How to complete this task
Retype all data exactly as given. Pictures should not be retyped.

(Data about app and page elements)
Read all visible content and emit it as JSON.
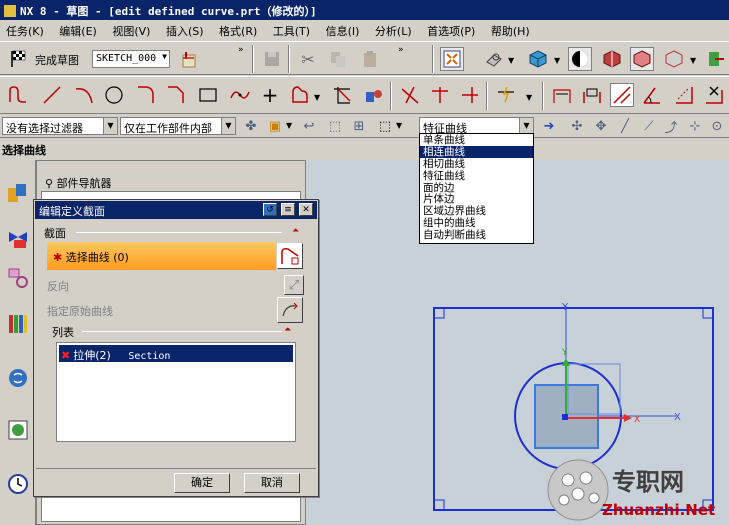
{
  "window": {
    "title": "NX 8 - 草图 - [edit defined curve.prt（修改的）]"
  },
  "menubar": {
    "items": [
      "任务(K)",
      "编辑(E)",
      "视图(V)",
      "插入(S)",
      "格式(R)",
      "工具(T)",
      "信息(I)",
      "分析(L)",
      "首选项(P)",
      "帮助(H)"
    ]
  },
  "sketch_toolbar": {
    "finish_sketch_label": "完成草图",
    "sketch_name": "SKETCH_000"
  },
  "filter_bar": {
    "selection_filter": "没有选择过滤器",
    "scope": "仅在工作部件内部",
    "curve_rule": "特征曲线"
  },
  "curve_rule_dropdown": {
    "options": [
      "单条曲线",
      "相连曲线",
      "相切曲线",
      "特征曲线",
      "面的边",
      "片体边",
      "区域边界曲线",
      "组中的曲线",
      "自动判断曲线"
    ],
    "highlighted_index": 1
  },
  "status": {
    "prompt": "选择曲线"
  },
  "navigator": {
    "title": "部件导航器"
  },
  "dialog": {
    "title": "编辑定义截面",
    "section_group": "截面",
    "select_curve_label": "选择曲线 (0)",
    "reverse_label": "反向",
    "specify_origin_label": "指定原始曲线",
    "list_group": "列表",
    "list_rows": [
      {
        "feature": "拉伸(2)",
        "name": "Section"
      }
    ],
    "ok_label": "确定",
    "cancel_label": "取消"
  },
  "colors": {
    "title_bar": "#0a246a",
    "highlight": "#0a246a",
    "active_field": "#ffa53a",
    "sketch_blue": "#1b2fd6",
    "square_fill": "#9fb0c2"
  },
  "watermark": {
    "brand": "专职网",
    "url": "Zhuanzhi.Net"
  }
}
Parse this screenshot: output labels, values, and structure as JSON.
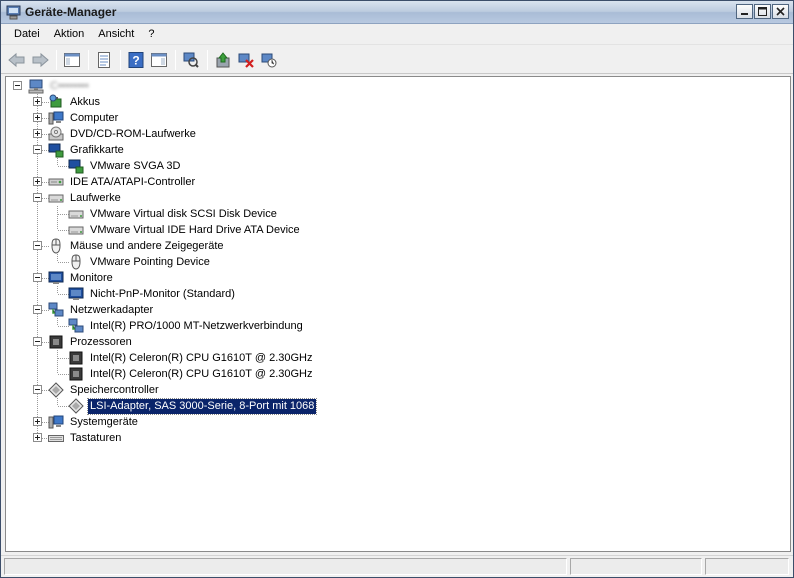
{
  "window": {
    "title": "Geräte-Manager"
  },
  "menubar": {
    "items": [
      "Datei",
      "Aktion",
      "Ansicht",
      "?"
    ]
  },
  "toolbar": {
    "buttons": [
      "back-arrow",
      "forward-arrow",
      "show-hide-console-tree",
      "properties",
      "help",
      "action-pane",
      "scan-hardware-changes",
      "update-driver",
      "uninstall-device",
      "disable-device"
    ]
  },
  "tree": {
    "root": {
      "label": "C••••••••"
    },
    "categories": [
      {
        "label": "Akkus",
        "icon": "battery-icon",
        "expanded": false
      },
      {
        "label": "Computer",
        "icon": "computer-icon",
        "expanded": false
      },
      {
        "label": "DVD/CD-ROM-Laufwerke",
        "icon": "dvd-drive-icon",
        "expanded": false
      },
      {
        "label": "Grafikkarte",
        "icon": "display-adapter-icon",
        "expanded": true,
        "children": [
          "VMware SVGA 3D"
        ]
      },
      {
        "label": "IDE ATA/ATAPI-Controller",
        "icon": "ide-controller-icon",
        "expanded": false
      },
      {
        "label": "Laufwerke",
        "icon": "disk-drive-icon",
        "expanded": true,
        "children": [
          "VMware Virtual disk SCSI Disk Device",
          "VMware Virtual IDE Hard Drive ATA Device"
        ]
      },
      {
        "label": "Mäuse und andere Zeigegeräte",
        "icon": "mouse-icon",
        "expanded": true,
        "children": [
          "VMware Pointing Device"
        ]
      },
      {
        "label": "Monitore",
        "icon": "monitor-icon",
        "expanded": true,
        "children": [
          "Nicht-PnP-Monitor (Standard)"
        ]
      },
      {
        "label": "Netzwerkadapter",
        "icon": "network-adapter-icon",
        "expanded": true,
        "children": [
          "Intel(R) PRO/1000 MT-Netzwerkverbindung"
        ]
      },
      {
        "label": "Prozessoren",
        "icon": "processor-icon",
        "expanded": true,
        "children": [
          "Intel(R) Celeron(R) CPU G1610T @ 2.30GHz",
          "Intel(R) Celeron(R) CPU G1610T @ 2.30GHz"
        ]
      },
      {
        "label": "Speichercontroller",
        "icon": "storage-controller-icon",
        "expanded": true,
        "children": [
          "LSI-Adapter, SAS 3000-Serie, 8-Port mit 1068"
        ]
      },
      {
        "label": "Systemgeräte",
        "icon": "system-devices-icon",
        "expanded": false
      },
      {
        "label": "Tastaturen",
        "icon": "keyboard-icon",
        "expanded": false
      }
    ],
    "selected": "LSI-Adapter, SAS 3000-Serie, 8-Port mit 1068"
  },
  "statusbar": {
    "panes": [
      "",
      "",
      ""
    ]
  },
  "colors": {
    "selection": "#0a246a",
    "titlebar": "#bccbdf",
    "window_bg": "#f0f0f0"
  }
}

Answer box
Read all visible content and emit it as JSON.
{
  "window": {
    "title": "NX 8 - 草图 - [edit defined curve.prt（修改的）]"
  },
  "menubar": {
    "items": [
      "任务(K)",
      "编辑(E)",
      "视图(V)",
      "插入(S)",
      "格式(R)",
      "工具(T)",
      "信息(I)",
      "分析(L)",
      "首选项(P)",
      "帮助(H)"
    ]
  },
  "sketch_toolbar": {
    "finish_sketch_label": "完成草图",
    "sketch_name": "SKETCH_000"
  },
  "filter_bar": {
    "selection_filter": "没有选择过滤器",
    "scope": "仅在工作部件内部",
    "curve_rule": "特征曲线"
  },
  "curve_rule_dropdown": {
    "options": [
      "单条曲线",
      "相连曲线",
      "相切曲线",
      "特征曲线",
      "面的边",
      "片体边",
      "区域边界曲线",
      "组中的曲线",
      "自动判断曲线"
    ],
    "highlighted_index": 1
  },
  "status": {
    "prompt": "选择曲线"
  },
  "navigator": {
    "title": "部件导航器"
  },
  "dialog": {
    "title": "编辑定义截面",
    "section_group": "截面",
    "select_curve_label": "选择曲线 (0)",
    "reverse_label": "反向",
    "specify_origin_label": "指定原始曲线",
    "list_group": "列表",
    "list_rows": [
      {
        "feature": "拉伸(2)",
        "name": "Section"
      }
    ],
    "ok_label": "确定",
    "cancel_label": "取消"
  },
  "colors": {
    "title_bar": "#0a246a",
    "highlight": "#0a246a",
    "active_field": "#ffa53a",
    "sketch_blue": "#1b2fd6",
    "square_fill": "#9fb0c2"
  },
  "watermark": {
    "brand": "专职网",
    "url": "Zhuanzhi.Net"
  }
}
Parse this screenshot: output labels, values, and structure as JSON.
{
  "window": {
    "title": "Geräte-Manager"
  },
  "menubar": {
    "items": [
      "Datei",
      "Aktion",
      "Ansicht",
      "?"
    ]
  },
  "toolbar": {
    "buttons": [
      "back-arrow",
      "forward-arrow",
      "show-hide-console-tree",
      "properties",
      "help",
      "action-pane",
      "scan-hardware-changes",
      "update-driver",
      "uninstall-device",
      "disable-device"
    ]
  },
  "tree": {
    "root": {
      "label": "C••••••••"
    },
    "categories": [
      {
        "label": "Akkus",
        "icon": "battery-icon",
        "expanded": false
      },
      {
        "label": "Computer",
        "icon": "computer-icon",
        "expanded": false
      },
      {
        "label": "DVD/CD-ROM-Laufwerke",
        "icon": "dvd-drive-icon",
        "expanded": false
      },
      {
        "label": "Grafikkarte",
        "icon": "display-adapter-icon",
        "expanded": true,
        "children": [
          "VMware SVGA 3D"
        ]
      },
      {
        "label": "IDE ATA/ATAPI-Controller",
        "icon": "ide-controller-icon",
        "expanded": false
      },
      {
        "label": "Laufwerke",
        "icon": "disk-drive-icon",
        "expanded": true,
        "children": [
          "VMware Virtual disk SCSI Disk Device",
          "VMware Virtual IDE Hard Drive ATA Device"
        ]
      },
      {
        "label": "Mäuse und andere Zeigegeräte",
        "icon": "mouse-icon",
        "expanded": true,
        "children": [
          "VMware Pointing Device"
        ]
      },
      {
        "label": "Monitore",
        "icon": "monitor-icon",
        "expanded": true,
        "children": [
          "Nicht-PnP-Monitor (Standard)"
        ]
      },
      {
        "label": "Netzwerkadapter",
        "icon": "network-adapter-icon",
        "expanded": true,
        "children": [
          "Intel(R) PRO/1000 MT-Netzwerkverbindung"
        ]
      },
      {
        "label": "Prozessoren",
        "icon": "processor-icon",
        "expanded": true,
        "children": [
          "Intel(R) Celeron(R) CPU G1610T @ 2.30GHz",
          "Intel(R) Celeron(R) CPU G1610T @ 2.30GHz"
        ]
      },
      {
        "label": "Speichercontroller",
        "icon": "storage-controller-icon",
        "expanded": true,
        "children": [
          "LSI-Adapter, SAS 3000-Serie, 8-Port mit 1068"
        ]
      },
      {
        "label": "Systemgeräte",
        "icon": "system-devices-icon",
        "expanded": false
      },
      {
        "label": "Tastaturen",
        "icon": "keyboard-icon",
        "expanded": false
      }
    ],
    "selected": "LSI-Adapter, SAS 3000-Serie, 8-Port mit 1068"
  },
  "statusbar": {
    "panes": [
      "",
      "",
      ""
    ]
  },
  "colors": {
    "selection": "#0a246a",
    "titlebar": "#bccbdf",
    "window_bg": "#f0f0f0"
  }
}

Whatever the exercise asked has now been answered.